── Information supplied ──

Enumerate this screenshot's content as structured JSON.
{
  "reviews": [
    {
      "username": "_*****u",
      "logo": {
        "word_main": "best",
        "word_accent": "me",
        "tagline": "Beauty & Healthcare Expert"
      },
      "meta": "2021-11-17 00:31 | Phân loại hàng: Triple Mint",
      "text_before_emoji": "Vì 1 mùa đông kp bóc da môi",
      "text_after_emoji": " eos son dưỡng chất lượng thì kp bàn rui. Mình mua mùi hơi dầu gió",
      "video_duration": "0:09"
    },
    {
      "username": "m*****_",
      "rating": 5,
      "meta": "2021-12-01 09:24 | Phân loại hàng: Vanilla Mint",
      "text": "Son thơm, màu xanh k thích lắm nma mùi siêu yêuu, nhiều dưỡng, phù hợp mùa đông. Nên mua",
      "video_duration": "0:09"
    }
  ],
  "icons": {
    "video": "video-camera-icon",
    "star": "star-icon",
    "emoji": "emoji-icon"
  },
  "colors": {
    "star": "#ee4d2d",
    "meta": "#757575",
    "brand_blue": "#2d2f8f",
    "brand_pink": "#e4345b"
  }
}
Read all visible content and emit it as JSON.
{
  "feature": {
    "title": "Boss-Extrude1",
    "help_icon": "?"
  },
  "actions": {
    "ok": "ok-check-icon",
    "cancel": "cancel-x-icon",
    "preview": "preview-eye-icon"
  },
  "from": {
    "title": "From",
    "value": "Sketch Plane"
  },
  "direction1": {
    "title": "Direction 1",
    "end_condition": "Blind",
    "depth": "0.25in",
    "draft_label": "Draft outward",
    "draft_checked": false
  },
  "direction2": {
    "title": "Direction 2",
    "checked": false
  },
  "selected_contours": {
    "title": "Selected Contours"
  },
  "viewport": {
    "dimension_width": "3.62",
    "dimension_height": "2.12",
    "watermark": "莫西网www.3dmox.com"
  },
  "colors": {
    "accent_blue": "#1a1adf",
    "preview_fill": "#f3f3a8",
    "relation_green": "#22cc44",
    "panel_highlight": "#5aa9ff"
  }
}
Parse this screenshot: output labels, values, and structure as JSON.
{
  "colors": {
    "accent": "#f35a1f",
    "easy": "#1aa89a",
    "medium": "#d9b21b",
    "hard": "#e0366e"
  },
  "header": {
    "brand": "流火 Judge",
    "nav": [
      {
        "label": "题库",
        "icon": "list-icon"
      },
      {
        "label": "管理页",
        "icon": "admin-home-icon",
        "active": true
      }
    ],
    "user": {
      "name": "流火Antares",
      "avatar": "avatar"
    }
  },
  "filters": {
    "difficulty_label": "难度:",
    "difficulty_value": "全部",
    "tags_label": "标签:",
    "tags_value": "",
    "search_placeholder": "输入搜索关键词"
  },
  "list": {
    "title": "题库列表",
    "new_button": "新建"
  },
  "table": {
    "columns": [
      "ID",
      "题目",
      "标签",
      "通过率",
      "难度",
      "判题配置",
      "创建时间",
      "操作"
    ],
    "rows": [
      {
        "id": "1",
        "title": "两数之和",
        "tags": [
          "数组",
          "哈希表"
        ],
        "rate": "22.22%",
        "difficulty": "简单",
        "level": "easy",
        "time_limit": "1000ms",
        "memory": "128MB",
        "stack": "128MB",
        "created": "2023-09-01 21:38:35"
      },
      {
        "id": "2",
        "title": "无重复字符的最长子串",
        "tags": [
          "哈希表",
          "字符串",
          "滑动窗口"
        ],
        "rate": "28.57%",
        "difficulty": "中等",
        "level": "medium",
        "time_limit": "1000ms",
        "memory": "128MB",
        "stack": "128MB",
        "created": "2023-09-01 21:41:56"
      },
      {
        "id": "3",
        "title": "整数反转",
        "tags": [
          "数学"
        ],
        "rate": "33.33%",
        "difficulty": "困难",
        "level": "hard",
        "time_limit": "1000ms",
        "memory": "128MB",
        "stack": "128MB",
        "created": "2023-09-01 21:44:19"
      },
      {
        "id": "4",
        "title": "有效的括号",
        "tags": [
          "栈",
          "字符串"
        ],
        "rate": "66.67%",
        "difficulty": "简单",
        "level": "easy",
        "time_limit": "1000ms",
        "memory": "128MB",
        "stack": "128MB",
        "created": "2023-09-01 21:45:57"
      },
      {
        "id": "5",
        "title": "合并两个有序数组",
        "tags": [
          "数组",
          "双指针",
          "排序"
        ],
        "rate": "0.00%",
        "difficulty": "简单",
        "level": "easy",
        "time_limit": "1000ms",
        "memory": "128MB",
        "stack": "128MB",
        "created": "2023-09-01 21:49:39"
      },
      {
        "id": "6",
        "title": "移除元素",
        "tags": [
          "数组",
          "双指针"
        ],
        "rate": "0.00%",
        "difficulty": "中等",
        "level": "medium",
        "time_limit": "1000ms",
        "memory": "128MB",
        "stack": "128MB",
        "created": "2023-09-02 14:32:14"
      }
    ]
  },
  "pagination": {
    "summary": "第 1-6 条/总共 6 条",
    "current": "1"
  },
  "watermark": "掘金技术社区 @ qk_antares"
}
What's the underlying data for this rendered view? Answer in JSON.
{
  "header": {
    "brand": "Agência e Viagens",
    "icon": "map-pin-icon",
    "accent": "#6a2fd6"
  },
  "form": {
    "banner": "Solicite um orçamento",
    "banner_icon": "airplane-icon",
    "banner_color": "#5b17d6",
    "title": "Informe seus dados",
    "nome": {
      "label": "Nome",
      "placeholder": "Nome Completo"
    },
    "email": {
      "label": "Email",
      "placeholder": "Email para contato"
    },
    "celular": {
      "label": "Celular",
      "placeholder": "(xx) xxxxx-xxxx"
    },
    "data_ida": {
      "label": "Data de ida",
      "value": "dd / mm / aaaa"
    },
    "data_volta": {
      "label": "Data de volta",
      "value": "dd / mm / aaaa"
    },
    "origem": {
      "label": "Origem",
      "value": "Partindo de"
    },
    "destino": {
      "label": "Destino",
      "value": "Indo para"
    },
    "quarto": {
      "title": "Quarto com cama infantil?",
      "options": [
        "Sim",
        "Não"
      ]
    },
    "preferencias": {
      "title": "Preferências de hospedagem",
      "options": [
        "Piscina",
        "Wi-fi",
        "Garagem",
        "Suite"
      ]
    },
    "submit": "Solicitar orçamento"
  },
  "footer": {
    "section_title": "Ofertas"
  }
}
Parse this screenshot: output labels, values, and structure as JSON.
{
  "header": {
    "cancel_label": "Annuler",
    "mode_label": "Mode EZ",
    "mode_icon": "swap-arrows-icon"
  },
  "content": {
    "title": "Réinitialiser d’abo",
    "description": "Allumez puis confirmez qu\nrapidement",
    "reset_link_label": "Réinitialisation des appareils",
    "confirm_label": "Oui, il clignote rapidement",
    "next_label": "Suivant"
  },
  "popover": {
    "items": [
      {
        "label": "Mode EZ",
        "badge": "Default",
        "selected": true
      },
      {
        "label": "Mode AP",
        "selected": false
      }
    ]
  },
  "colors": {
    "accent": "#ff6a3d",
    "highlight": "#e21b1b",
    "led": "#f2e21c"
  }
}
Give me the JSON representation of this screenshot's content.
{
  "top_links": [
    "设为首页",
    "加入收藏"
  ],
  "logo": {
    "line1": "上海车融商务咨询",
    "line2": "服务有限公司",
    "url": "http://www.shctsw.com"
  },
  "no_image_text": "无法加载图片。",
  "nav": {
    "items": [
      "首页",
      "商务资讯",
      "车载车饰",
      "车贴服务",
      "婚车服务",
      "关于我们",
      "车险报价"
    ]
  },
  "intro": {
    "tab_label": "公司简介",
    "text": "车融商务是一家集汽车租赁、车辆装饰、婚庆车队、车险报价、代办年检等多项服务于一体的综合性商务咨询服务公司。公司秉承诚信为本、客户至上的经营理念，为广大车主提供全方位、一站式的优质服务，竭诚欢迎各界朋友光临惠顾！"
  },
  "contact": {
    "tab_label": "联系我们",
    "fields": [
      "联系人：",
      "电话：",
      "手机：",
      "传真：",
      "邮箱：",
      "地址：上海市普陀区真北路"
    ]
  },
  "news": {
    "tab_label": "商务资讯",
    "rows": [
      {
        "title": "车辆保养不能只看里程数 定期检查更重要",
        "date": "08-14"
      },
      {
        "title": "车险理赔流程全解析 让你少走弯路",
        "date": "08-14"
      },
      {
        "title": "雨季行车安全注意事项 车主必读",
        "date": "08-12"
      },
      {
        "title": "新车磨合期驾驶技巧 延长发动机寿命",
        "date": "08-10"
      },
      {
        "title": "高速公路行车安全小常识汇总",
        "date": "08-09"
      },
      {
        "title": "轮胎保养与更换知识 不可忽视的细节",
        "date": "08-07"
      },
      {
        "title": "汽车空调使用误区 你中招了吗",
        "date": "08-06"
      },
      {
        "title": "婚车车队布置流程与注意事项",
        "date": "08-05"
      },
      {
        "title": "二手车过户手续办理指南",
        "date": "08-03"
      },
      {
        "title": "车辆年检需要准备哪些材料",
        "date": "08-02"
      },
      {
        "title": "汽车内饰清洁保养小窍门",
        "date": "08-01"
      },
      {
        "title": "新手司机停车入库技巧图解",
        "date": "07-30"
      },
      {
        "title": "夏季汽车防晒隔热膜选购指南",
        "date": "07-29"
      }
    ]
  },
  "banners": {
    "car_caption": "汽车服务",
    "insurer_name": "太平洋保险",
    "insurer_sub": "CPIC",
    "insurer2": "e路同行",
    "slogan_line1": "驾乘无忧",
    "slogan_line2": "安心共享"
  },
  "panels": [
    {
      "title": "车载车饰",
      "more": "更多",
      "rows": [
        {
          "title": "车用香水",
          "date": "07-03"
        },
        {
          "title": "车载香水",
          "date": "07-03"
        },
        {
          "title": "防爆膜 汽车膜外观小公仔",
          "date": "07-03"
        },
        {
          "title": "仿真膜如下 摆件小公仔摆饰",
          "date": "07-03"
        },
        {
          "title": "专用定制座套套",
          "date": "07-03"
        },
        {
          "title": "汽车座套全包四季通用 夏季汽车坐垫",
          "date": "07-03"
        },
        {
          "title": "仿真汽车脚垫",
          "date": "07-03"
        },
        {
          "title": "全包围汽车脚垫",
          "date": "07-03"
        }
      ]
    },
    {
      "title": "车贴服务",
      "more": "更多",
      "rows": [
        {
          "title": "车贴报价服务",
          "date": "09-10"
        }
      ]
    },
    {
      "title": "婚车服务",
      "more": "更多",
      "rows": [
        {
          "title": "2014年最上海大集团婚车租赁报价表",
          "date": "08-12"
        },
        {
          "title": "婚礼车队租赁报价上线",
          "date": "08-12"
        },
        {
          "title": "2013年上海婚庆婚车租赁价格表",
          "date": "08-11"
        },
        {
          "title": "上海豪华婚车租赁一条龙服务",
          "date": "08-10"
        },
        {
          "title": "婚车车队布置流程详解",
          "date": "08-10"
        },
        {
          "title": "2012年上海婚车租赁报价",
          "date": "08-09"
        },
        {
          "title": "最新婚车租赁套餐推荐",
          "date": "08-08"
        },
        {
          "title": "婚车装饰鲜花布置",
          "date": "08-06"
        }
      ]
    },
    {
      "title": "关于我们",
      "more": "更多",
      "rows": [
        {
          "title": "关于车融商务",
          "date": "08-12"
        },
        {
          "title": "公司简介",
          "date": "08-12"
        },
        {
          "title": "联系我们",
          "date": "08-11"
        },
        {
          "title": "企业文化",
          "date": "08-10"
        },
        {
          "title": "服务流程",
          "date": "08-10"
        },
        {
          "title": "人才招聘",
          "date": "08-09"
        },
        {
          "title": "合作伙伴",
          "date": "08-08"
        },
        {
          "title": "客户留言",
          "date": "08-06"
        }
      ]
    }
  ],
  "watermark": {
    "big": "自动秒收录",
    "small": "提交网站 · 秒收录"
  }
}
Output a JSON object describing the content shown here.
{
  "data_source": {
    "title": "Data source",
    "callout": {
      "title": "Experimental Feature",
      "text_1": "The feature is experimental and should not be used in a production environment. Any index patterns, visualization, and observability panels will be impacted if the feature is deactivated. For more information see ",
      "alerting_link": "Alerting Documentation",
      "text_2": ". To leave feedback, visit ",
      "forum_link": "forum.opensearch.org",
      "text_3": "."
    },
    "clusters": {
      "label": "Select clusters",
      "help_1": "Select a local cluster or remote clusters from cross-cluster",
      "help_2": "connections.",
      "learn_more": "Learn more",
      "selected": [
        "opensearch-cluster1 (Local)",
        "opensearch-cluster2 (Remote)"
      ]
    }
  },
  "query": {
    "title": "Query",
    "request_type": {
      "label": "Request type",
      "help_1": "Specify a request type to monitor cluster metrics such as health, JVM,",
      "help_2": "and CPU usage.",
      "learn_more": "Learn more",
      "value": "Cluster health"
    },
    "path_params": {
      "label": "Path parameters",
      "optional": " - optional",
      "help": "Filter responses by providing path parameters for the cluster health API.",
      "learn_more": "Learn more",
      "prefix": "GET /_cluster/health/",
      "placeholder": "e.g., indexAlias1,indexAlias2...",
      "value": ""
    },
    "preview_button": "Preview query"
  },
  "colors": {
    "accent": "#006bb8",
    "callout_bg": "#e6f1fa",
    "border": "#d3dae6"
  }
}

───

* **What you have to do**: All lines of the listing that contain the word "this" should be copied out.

* **Response area**:
Enumerate this screenshot's content as structured JSON.
Parse this screenshot: output labels, values, and structure as JSON.
What's the underlying data for this rendered view? Answer in JSON.
Parse this screenshot: output labels, values, and structure as JSON.
Give me the JSON representation of this screenshot's content.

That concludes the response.